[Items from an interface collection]
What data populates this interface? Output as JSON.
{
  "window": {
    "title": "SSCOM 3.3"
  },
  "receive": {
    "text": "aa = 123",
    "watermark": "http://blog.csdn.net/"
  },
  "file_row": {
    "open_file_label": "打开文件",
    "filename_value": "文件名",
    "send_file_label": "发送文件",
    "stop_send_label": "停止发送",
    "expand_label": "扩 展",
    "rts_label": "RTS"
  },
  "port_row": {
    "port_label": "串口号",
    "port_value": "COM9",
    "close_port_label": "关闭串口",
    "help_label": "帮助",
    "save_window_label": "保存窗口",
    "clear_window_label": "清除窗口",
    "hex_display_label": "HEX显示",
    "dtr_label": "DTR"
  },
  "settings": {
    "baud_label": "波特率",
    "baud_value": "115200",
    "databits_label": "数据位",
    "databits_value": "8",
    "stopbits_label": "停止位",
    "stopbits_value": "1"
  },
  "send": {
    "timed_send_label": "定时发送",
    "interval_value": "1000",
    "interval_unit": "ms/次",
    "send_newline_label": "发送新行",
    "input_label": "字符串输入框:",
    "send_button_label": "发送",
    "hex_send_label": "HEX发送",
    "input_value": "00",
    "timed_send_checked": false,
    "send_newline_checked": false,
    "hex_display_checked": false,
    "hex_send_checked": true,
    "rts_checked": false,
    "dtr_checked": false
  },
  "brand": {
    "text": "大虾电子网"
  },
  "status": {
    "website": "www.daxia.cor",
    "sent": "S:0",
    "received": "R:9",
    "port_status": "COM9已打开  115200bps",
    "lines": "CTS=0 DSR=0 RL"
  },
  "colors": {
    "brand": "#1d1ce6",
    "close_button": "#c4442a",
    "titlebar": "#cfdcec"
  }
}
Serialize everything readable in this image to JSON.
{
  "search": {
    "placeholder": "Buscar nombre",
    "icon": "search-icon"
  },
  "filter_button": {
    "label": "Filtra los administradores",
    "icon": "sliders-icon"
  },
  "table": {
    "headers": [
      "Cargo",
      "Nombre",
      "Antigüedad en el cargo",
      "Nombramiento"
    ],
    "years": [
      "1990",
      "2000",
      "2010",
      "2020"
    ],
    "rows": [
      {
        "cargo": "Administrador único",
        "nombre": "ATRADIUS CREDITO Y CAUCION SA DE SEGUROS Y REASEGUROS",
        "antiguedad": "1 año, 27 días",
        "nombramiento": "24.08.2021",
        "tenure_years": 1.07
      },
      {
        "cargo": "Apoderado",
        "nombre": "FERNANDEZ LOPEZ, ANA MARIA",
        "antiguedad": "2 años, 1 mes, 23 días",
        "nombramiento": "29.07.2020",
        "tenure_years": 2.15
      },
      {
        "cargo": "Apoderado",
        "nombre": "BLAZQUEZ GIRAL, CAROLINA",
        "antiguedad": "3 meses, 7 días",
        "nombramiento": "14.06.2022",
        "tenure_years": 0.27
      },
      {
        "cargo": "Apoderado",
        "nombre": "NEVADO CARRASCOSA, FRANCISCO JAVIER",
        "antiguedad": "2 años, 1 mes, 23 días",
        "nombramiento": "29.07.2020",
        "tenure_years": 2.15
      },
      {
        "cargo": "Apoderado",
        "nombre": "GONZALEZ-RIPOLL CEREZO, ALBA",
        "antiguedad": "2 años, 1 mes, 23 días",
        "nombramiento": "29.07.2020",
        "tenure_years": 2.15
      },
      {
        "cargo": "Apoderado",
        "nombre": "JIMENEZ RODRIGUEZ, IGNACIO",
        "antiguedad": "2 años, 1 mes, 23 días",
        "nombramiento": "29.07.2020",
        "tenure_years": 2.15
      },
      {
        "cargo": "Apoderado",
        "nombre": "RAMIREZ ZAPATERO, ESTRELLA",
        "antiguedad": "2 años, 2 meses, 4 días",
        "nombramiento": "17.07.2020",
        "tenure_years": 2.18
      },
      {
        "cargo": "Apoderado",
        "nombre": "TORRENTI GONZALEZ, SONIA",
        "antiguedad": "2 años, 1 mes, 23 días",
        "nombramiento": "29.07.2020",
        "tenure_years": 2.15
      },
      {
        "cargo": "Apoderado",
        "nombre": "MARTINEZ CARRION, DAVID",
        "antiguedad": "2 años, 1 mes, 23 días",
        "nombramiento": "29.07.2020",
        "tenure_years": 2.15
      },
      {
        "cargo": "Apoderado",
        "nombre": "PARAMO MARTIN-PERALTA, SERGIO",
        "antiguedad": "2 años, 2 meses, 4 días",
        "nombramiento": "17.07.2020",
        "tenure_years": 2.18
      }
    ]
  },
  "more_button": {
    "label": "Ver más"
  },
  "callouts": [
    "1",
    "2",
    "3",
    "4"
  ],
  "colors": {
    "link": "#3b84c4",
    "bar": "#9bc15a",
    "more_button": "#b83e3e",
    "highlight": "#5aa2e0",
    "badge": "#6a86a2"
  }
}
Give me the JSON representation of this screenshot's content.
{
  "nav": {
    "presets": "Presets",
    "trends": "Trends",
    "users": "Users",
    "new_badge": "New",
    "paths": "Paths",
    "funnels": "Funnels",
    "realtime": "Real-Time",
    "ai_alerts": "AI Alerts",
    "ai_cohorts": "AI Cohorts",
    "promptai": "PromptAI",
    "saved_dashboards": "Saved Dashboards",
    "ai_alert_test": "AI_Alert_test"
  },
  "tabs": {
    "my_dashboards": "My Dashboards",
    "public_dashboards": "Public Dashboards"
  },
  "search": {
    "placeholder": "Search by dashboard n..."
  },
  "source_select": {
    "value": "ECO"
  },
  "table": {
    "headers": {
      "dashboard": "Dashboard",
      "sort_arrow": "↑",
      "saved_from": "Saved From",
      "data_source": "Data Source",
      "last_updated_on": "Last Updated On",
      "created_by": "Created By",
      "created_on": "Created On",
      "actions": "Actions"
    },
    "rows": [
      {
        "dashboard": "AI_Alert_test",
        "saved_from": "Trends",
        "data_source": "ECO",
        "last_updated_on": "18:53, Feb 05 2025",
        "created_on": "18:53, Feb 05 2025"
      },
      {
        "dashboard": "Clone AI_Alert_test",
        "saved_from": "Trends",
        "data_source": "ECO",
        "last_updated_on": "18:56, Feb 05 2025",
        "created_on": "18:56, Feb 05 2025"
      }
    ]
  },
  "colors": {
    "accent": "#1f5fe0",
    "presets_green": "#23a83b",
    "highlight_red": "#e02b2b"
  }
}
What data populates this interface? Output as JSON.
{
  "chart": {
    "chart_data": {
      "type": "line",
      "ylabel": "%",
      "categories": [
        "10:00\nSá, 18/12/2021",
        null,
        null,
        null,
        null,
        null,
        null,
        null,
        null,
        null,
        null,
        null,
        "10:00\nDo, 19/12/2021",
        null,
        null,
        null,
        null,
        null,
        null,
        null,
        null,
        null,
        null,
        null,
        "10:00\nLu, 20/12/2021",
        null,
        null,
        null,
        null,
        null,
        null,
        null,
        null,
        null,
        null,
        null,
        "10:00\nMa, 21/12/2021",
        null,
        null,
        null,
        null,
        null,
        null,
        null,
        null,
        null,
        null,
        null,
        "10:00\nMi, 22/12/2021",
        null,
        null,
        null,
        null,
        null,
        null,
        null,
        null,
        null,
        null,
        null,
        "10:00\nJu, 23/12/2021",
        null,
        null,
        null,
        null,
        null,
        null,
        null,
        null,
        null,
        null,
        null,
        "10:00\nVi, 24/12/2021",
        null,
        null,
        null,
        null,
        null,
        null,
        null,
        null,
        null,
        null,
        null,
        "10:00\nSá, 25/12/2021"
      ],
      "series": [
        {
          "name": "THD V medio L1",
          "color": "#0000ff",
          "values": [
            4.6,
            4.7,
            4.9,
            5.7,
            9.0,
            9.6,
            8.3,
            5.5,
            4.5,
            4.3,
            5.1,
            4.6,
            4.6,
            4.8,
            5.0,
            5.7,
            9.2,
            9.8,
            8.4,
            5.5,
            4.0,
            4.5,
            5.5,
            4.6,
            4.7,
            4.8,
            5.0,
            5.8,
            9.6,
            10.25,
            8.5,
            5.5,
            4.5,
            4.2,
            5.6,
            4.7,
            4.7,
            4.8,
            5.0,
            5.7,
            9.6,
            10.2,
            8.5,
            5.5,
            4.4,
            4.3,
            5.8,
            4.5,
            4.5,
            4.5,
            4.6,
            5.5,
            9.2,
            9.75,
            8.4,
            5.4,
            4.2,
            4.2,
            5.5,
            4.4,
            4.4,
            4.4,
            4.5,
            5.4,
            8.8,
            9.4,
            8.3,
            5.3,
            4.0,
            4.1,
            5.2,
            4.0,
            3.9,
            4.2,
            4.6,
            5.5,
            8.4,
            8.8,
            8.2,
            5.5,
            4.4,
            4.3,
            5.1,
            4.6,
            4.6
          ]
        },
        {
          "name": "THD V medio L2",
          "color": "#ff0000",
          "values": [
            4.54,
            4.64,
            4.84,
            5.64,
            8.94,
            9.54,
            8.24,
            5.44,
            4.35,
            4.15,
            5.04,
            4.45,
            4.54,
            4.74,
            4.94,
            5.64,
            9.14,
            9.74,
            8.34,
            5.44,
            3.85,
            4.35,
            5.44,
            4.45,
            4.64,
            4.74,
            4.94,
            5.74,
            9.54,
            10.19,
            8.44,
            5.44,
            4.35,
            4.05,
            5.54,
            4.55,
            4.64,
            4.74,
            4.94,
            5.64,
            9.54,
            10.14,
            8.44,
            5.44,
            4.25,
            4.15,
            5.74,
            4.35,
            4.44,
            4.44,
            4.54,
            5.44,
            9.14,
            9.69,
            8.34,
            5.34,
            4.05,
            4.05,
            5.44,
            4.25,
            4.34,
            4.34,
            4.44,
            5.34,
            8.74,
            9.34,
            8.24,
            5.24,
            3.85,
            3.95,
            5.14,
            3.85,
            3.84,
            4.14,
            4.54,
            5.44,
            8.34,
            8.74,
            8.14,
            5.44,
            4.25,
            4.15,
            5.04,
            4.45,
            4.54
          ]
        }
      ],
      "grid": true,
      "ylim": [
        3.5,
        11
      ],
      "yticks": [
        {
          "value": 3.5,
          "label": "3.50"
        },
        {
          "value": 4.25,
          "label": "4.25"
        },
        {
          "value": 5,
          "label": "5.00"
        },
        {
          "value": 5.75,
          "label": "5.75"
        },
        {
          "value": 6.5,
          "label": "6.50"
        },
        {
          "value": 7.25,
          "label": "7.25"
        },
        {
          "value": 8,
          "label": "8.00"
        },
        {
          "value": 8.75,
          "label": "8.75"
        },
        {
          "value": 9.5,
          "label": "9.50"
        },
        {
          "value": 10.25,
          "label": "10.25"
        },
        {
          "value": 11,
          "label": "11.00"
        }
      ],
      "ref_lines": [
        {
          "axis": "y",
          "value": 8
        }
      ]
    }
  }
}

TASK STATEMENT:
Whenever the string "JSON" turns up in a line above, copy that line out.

EXPECTED OUTPUT:
What data populates this interface? Output as JSON.
Serialize everything readable in this image to JSON.
Give me the JSON representation of this screenshot's content.
What data populates this interface? Output as JSON.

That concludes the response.